Segment Open
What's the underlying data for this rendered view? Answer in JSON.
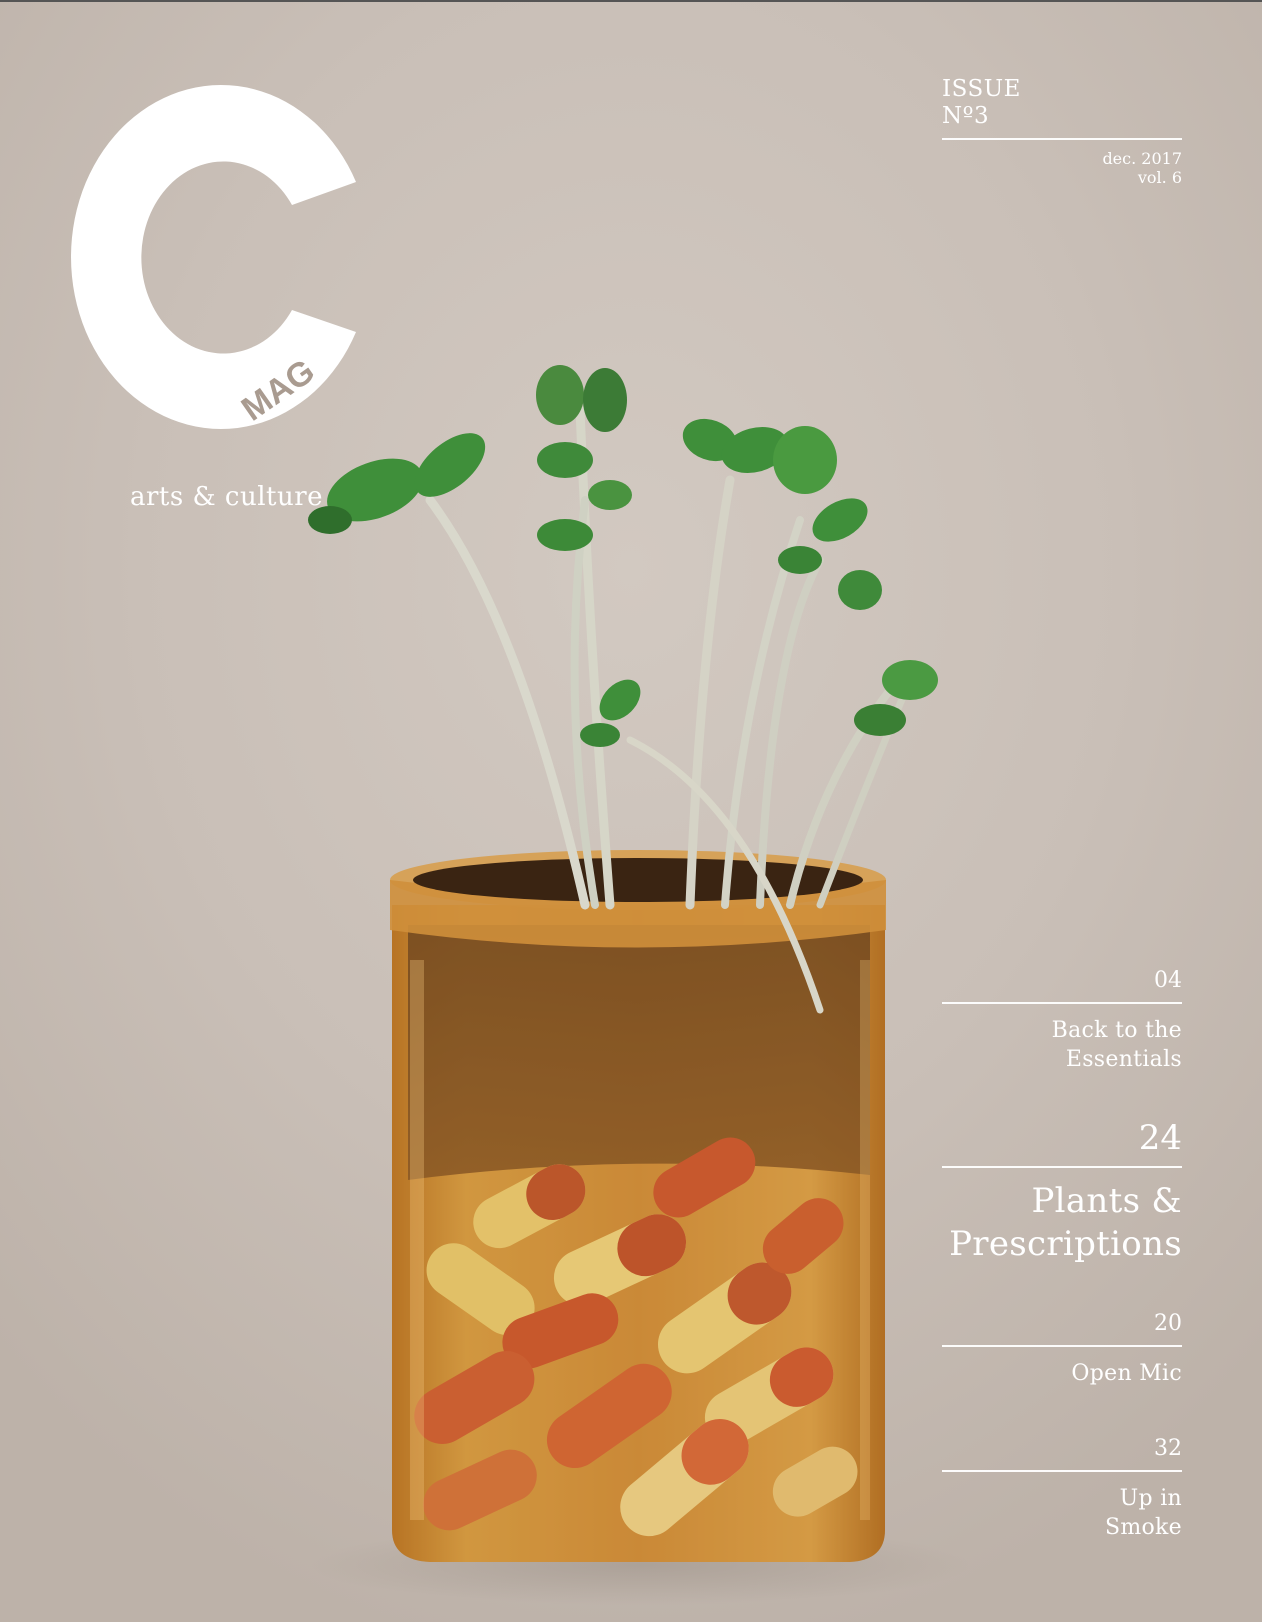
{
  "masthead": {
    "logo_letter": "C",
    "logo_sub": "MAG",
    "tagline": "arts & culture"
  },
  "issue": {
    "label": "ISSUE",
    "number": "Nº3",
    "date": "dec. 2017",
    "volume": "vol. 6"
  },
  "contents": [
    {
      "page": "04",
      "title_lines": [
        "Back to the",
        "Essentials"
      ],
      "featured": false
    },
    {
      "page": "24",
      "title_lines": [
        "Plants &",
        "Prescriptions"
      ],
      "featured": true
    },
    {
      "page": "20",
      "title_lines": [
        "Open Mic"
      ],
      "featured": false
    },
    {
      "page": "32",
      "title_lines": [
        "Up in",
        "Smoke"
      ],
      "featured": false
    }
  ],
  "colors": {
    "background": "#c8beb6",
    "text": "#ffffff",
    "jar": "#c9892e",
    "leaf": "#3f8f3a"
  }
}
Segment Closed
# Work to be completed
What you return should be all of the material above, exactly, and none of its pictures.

# Output
What's the underlying data for this rendered view? Answer in JSON.
{
  "masthead": {
    "logo_letter": "C",
    "logo_sub": "MAG",
    "tagline": "arts & culture"
  },
  "issue": {
    "label": "ISSUE",
    "number": "Nº3",
    "date": "dec. 2017",
    "volume": "vol. 6"
  },
  "contents": [
    {
      "page": "04",
      "title_lines": [
        "Back to the",
        "Essentials"
      ],
      "featured": false
    },
    {
      "page": "24",
      "title_lines": [
        "Plants &",
        "Prescriptions"
      ],
      "featured": true
    },
    {
      "page": "20",
      "title_lines": [
        "Open Mic"
      ],
      "featured": false
    },
    {
      "page": "32",
      "title_lines": [
        "Up in",
        "Smoke"
      ],
      "featured": false
    }
  ],
  "colors": {
    "background": "#c8beb6",
    "text": "#ffffff",
    "jar": "#c9892e",
    "leaf": "#3f8f3a"
  }
}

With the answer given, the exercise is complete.